***** GIVEN ENTRIES
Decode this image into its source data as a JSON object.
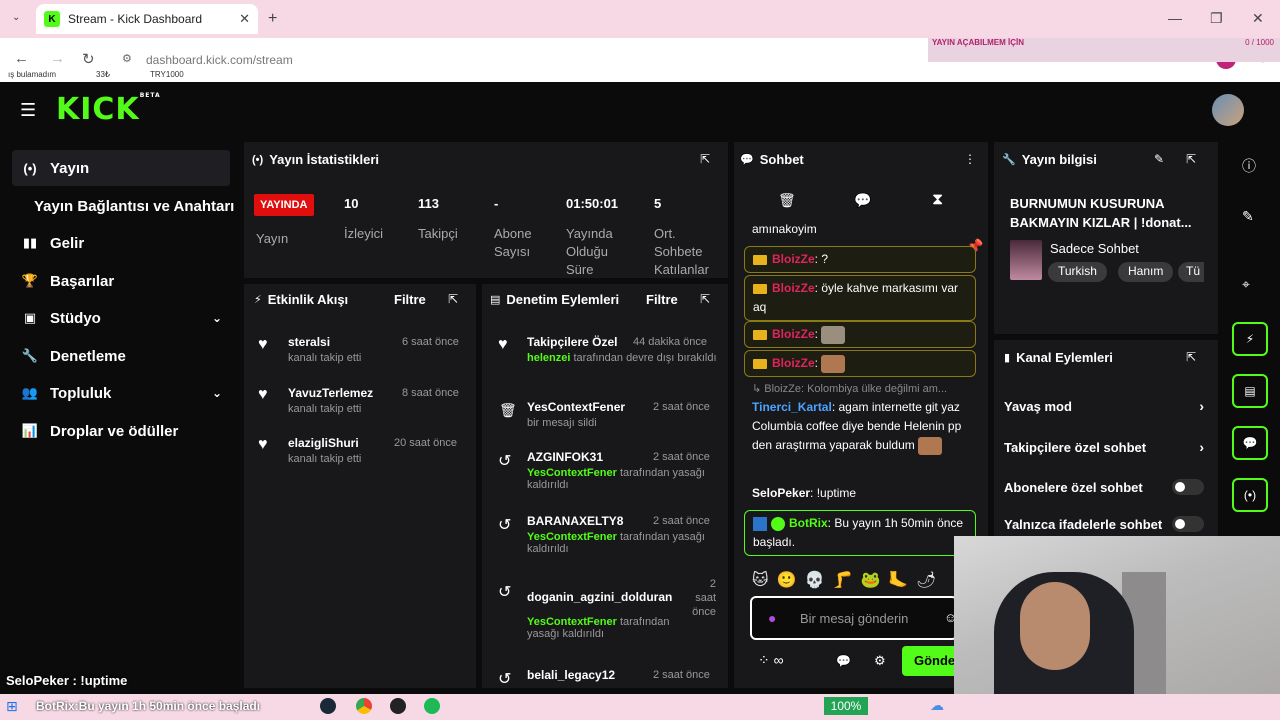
{
  "browser": {
    "tab_title": "Stream - Kick Dashboard",
    "url": "dashboard.kick.com/stream",
    "overlay_left": [
      "ış bulamadım",
      "33₺",
      "TRY1000"
    ],
    "overlay_title": "YAYIN AÇABILMEM İÇİN",
    "overlay_count": "0 / 1000"
  },
  "header": {
    "logo": "KICK",
    "beta": "BETA"
  },
  "sidebar": {
    "items": [
      {
        "label": "Yayın",
        "icon": "(•)"
      },
      {
        "label": "Yayın Bağlantısı ve Anahtarı",
        "icon": ""
      },
      {
        "label": "Gelir",
        "icon": "▮▮"
      },
      {
        "label": "Başarılar",
        "icon": "🏆"
      },
      {
        "label": "Stüdyo",
        "icon": "▣"
      },
      {
        "label": "Denetleme",
        "icon": "🔧"
      },
      {
        "label": "Topluluk",
        "icon": "👥"
      },
      {
        "label": "Droplar ve ödüller",
        "icon": "📊"
      }
    ]
  },
  "stats": {
    "title": "Yayın İstatistikleri",
    "live": "YAYINDA",
    "live_label": "Yayın",
    "items": [
      {
        "value": "10",
        "label": "İzleyici"
      },
      {
        "value": "113",
        "label": "Takipçi"
      },
      {
        "value": "-",
        "label": "Abone Sayısı"
      },
      {
        "value": "01:50:01",
        "label": "Yayında Olduğu Süre"
      },
      {
        "value": "5",
        "label": "Ort. Sohbete Katılanlar"
      }
    ]
  },
  "activity": {
    "title": "Etkinlik Akışı",
    "filter": "Filtre",
    "items": [
      {
        "name": "steralsi",
        "sub": "kanalı takip etti",
        "time": "6 saat önce"
      },
      {
        "name": "YavuzTerlemez",
        "sub": "kanalı takip etti",
        "time": "8 saat önce"
      },
      {
        "name": "elazigliShuri",
        "sub": "kanalı takip etti",
        "time": "20 saat önce"
      }
    ]
  },
  "moderation": {
    "title": "Denetim Eylemleri",
    "filter": "Filtre",
    "items": [
      {
        "name": "Takipçilere Özel",
        "time": "44 dakika önce",
        "actor": "helenzei",
        "sub": "tarafından devre dışı bırakıldı"
      },
      {
        "name": "YesContextFener",
        "time": "2 saat önce",
        "actor": "",
        "sub": "bir mesajı sildi"
      },
      {
        "name": "AZGINFOK31",
        "time": "2 saat önce",
        "actor": "YesContextFener",
        "sub": "tarafından yasağı kaldırıldı"
      },
      {
        "name": "BARANAXELTY8",
        "time": "2 saat önce",
        "actor": "YesContextFener",
        "sub": "tarafından yasağı kaldırıldı"
      },
      {
        "name": "doganin_agzini_dolduran",
        "time": "2 saat önce",
        "actor": "YesContextFener",
        "sub": "tarafından yasağı kaldırıldı"
      },
      {
        "name": "belali_legacy12",
        "time": "2 saat önce",
        "actor": "",
        "sub": ""
      }
    ]
  },
  "chat": {
    "title": "Sohbet",
    "messages": {
      "m0": "amınakoyim",
      "m1_user": "BloizZe",
      "m1_text": ": ?",
      "m2_user": "BloizZe",
      "m2_text": ": öyle kahve markasımı var aq",
      "m3_user": "BloizZe",
      "m3_text": ":",
      "m4_user": "BloizZe",
      "m4_text": ":",
      "m5_reply": "↳ BloizZe: Kolombiya ülke değilmi am...",
      "m5_user": "Tinerci_Kartal",
      "m5_text": ": agam internette git yaz Columbia coffee diye bende Helenin pp den araştırma yaparak buldum",
      "m6_user": "SeloPeker",
      "m6_text": ": !uptime",
      "m7_user": "BotRix",
      "m7_text": ": Bu yayın 1h 50min önce başladı."
    },
    "input_placeholder": "Bir mesaj gönderin",
    "send": "Gönder"
  },
  "info": {
    "title": "Yayın bilgisi",
    "stream_title": "BURNUMUN KUSURUNA BAKMAYIN KIZLAR | !donat...",
    "category": "Sadece Sohbet",
    "tags": [
      "Turkish",
      "Hanım",
      "Tü"
    ]
  },
  "actions": {
    "title": "Kanal Eylemleri",
    "items": [
      "Yavaş mod",
      "Takipçilere özel sohbet",
      "Abonelere özel sohbet",
      "Yalnızca ifadelerle sohbet"
    ]
  },
  "overlay": {
    "selo": "SeloPeker : !uptime",
    "ticker_user": "BotRix",
    "ticker_text": ":Bu yayın 1h 50min önce başladı",
    "zoom": "100%"
  },
  "colors": {
    "accent": "#53fc18",
    "live": "#e10e0e",
    "panel": "#18181b"
  }
}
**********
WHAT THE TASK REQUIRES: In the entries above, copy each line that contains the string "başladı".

RESPONSE FOR THIS EXERCISE:
      "m7_text": ": Bu yayın 1h 50min önce başladı."
    "ticker_text": ":Bu yayın 1h 50min önce başladı",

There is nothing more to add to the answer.